Somewhere in the beginning there is always a picture postcard, a scene caught by the photographer's trained eye. To us this card seems to be nothing out of ordinary, as the postcards, in their conventionality, often seem almost transparent, as though we are not looking at them at all. Nevertheless, there has been something particular in the card that caught the artist’s eye. Maybe the composition, a distinct colour perspective, or a weird detail? The postcard that serves as a point of departure for the painting is never preserved by it. On the contrary, the painting necessarily gives birth to something new. In it, we find the perception of the artist, a study of a particular feature of visibility. And then, in the final painting, all the previous perceptions are fused together with our gazes. The possibilities that Mielonen’s works open up are numerous. The feature brought up above is only a single point of view. Yet it seems essential to emphasize the problem of perception: The multi-layered perception contained in painting is made up of various layers of gazes, different ways of looking, tradition, and inevitably certain time-lapses in between. No wonder then, that when looking at her paintings, I often have a feeling that the painting is escaping from me. It's as if I am not quite able to look at it. Either way, I am pretty certain that this captivating effect is one of the reasons that make me look again.

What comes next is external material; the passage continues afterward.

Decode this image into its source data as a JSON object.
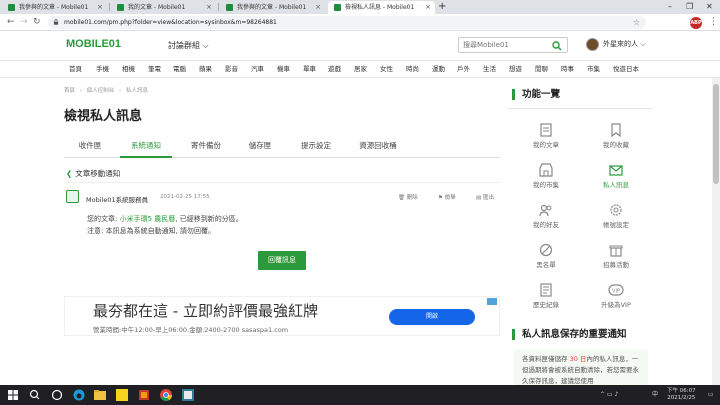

For Mielonen the use of plexiglass and the lack of hooks and frames are an essential choice, as the materiality is, too, playing with ambivalence. The gestures of the painter have to be well controlled and thought out, since the thin layers of colour dry quickly and the brushstrokes remain visible. “I use oil on plexiglass, because I like the way plexiglass catches the light and how it makes the colours look so disembodied.” Indeed, the way glass sets the colours alive is worth striving for – the subtle, immaterial feel of the paintings is born out of the glow of light. The artist admits that she is enticed by certain spontaneity or lightness: a painting is not supposed to embody artist’s skills, but a fortuitous painting should give air of contingency. All the same, Mielonen makes always plenty of sketches and a delicate plan, and prefers to complete a painting in one go, as the finish has to appear fresh. “Often when I am sketching, an accident occurs and that mistake starts to really inspire me.” This twofold idea of controlled chance or looseness seems to call up various different traditions, not the least Surrealist methods or Chinese calligraphy. And alike, her comments on intriguing forms and colours pull her towards modernism, too. “I think it is an interesting tradition. I love Mondrian, especially his Dune Landscapes.”
A suspense painting
The imagery Mielonen is processing varies. Quite frequently, though not always, her scenes are emptied of people, and the unoccupied spaces carry a peculiar ambience, as if we are in anticipation of something, possibly alarming. Yet this impression is rather strange, as one remembers the point of departure. We are talking about shared imagery of touristy bliss! Whatever happened to the picture postcards and brochures of wherever, that were meant to make us want to travel? “I’m fan of Hitchcock”, Mielonen comments casually. The scenes of valleys, bridges, riders, cars and trailers – all having a mobile feel in them – seem to bring fore contemporary landscape. Even though the choice of motifs does not add up into a single narrative, the fragmentary scenes, or episodes, appear to have something in common: certain suspense out of reality. It’s a trailer on the loose.